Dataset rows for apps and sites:
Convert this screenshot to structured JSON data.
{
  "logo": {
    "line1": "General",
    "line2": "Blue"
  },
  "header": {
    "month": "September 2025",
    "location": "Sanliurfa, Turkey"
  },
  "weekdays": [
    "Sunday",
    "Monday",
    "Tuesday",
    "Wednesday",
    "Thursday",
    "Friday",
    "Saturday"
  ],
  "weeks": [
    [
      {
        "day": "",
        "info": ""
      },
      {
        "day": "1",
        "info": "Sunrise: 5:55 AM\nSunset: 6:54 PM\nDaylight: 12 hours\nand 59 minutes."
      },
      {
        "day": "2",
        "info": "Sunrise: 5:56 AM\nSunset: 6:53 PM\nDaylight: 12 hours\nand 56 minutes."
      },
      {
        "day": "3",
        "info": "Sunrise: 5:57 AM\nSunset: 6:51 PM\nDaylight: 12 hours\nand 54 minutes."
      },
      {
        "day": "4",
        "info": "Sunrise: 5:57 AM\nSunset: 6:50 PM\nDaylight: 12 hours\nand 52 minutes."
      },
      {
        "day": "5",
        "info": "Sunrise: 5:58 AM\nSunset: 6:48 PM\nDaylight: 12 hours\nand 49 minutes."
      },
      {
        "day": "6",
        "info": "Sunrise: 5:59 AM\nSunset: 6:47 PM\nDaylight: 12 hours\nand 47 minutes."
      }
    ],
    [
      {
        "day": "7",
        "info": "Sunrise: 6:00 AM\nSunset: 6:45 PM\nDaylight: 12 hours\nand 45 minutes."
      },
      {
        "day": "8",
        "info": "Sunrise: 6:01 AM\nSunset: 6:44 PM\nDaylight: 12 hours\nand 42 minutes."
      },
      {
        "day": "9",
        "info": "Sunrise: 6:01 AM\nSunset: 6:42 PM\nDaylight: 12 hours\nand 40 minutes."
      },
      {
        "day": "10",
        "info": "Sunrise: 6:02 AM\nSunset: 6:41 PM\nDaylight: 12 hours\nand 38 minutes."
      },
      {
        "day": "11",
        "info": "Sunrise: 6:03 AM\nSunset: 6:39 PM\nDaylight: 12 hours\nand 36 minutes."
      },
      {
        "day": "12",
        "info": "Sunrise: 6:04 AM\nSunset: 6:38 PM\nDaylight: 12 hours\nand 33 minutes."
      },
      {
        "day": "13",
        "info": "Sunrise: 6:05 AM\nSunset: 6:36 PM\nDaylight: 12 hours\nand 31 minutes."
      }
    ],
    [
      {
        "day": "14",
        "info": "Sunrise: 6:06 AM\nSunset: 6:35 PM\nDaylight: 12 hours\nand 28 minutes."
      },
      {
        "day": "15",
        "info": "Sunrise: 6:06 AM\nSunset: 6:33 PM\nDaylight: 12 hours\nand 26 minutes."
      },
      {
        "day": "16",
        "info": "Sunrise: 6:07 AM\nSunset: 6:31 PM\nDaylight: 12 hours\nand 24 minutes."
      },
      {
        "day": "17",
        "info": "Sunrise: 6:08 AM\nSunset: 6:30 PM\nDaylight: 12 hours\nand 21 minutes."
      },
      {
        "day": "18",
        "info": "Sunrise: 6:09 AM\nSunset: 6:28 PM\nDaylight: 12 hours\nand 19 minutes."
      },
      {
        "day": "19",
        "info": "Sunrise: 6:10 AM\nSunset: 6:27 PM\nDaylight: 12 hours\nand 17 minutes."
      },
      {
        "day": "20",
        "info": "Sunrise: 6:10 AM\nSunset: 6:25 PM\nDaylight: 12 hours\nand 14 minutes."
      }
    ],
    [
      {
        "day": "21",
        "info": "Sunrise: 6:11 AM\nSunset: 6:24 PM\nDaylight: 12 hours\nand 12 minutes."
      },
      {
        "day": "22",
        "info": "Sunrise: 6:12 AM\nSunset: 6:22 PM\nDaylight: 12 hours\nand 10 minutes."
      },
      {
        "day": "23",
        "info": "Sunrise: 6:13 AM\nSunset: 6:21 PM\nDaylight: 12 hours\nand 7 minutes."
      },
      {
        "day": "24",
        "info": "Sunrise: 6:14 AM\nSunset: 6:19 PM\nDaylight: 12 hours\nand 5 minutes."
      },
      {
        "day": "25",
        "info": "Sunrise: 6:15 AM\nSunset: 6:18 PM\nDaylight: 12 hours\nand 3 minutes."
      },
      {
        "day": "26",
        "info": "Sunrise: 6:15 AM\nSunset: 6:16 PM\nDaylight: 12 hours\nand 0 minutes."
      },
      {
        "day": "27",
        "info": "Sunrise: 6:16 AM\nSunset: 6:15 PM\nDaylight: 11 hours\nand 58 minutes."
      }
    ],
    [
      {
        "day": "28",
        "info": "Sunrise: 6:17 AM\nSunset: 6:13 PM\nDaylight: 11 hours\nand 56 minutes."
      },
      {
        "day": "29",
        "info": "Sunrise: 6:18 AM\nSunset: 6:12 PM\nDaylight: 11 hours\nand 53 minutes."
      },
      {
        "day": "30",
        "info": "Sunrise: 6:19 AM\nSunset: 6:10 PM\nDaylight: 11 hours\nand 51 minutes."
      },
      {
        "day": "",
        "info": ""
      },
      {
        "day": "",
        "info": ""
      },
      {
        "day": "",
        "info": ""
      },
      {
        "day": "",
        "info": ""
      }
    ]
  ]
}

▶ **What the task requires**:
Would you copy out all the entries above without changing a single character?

▶ **The completed task**:
Convert this screenshot to structured JSON data.
{
  "logo": {
    "line1": "General",
    "line2": "Blue"
  },
  "header": {
    "month": "September 2025",
    "location": "Sanliurfa, Turkey"
  },
  "weekdays": [
    "Sunday",
    "Monday",
    "Tuesday",
    "Wednesday",
    "Thursday",
    "Friday",
    "Saturday"
  ],
  "weeks": [
    [
      {
        "day": "",
        "info": ""
      },
      {
        "day": "1",
        "info": "Sunrise: 5:55 AM\nSunset: 6:54 PM\nDaylight: 12 hours\nand 59 minutes."
      },
      {
        "day": "2",
        "info": "Sunrise: 5:56 AM\nSunset: 6:53 PM\nDaylight: 12 hours\nand 56 minutes."
      },
      {
        "day": "3",
        "info": "Sunrise: 5:57 AM\nSunset: 6:51 PM\nDaylight: 12 hours\nand 54 minutes."
      },
      {
        "day": "4",
        "info": "Sunrise: 5:57 AM\nSunset: 6:50 PM\nDaylight: 12 hours\nand 52 minutes."
      },
      {
        "day": "5",
        "info": "Sunrise: 5:58 AM\nSunset: 6:48 PM\nDaylight: 12 hours\nand 49 minutes."
      },
      {
        "day": "6",
        "info": "Sunrise: 5:59 AM\nSunset: 6:47 PM\nDaylight: 12 hours\nand 47 minutes."
      }
    ],
    [
      {
        "day": "7",
        "info": "Sunrise: 6:00 AM\nSunset: 6:45 PM\nDaylight: 12 hours\nand 45 minutes."
      },
      {
        "day": "8",
        "info": "Sunrise: 6:01 AM\nSunset: 6:44 PM\nDaylight: 12 hours\nand 42 minutes."
      },
      {
        "day": "9",
        "info": "Sunrise: 6:01 AM\nSunset: 6:42 PM\nDaylight: 12 hours\nand 40 minutes."
      },
      {
        "day": "10",
        "info": "Sunrise: 6:02 AM\nSunset: 6:41 PM\nDaylight: 12 hours\nand 38 minutes."
      },
      {
        "day": "11",
        "info": "Sunrise: 6:03 AM\nSunset: 6:39 PM\nDaylight: 12 hours\nand 36 minutes."
      },
      {
        "day": "12",
        "info": "Sunrise: 6:04 AM\nSunset: 6:38 PM\nDaylight: 12 hours\nand 33 minutes."
      },
      {
        "day": "13",
        "info": "Sunrise: 6:05 AM\nSunset: 6:36 PM\nDaylight: 12 hours\nand 31 minutes."
      }
    ],
    [
      {
        "day": "14",
        "info": "Sunrise: 6:06 AM\nSunset: 6:35 PM\nDaylight: 12 hours\nand 28 minutes."
      },
      {
        "day": "15",
        "info": "Sunrise: 6:06 AM\nSunset: 6:33 PM\nDaylight: 12 hours\nand 26 minutes."
      },
      {
        "day": "16",
        "info": "Sunrise: 6:07 AM\nSunset: 6:31 PM\nDaylight: 12 hours\nand 24 minutes."
      },
      {
        "day": "17",
        "info": "Sunrise: 6:08 AM\nSunset: 6:30 PM\nDaylight: 12 hours\nand 21 minutes."
      },
      {
        "day": "18",
        "info": "Sunrise: 6:09 AM\nSunset: 6:28 PM\nDaylight: 12 hours\nand 19 minutes."
      },
      {
        "day": "19",
        "info": "Sunrise: 6:10 AM\nSunset: 6:27 PM\nDaylight: 12 hours\nand 17 minutes."
      },
      {
        "day": "20",
        "info": "Sunrise: 6:10 AM\nSunset: 6:25 PM\nDaylight: 12 hours\nand 14 minutes."
      }
    ],
    [
      {
        "day": "21",
        "info": "Sunrise: 6:11 AM\nSunset: 6:24 PM\nDaylight: 12 hours\nand 12 minutes."
      },
      {
        "day": "22",
        "info": "Sunrise: 6:12 AM\nSunset: 6:22 PM\nDaylight: 12 hours\nand 10 minutes."
      },
      {
        "day": "23",
        "info": "Sunrise: 6:13 AM\nSunset: 6:21 PM\nDaylight: 12 hours\nand 7 minutes."
      },
      {
        "day": "24",
        "info": "Sunrise: 6:14 AM\nSunset: 6:19 PM\nDaylight: 12 hours\nand 5 minutes."
      },
      {
        "day": "25",
        "info": "Sunrise: 6:15 AM\nSunset: 6:18 PM\nDaylight: 12 hours\nand 3 minutes."
      },
      {
        "day": "26",
        "info": "Sunrise: 6:15 AM\nSunset: 6:16 PM\nDaylight: 12 hours\nand 0 minutes."
      },
      {
        "day": "27",
        "info": "Sunrise: 6:16 AM\nSunset: 6:15 PM\nDaylight: 11 hours\nand 58 minutes."
      }
    ],
    [
      {
        "day": "28",
        "info": "Sunrise: 6:17 AM\nSunset: 6:13 PM\nDaylight: 11 hours\nand 56 minutes."
      },
      {
        "day": "29",
        "info": "Sunrise: 6:18 AM\nSunset: 6:12 PM\nDaylight: 11 hours\nand 53 minutes."
      },
      {
        "day": "30",
        "info": "Sunrise: 6:19 AM\nSunset: 6:10 PM\nDaylight: 11 hours\nand 51 minutes."
      },
      {
        "day": "",
        "info": ""
      },
      {
        "day": "",
        "info": ""
      },
      {
        "day": "",
        "info": ""
      },
      {
        "day": "",
        "info": ""
      }
    ]
  ]
}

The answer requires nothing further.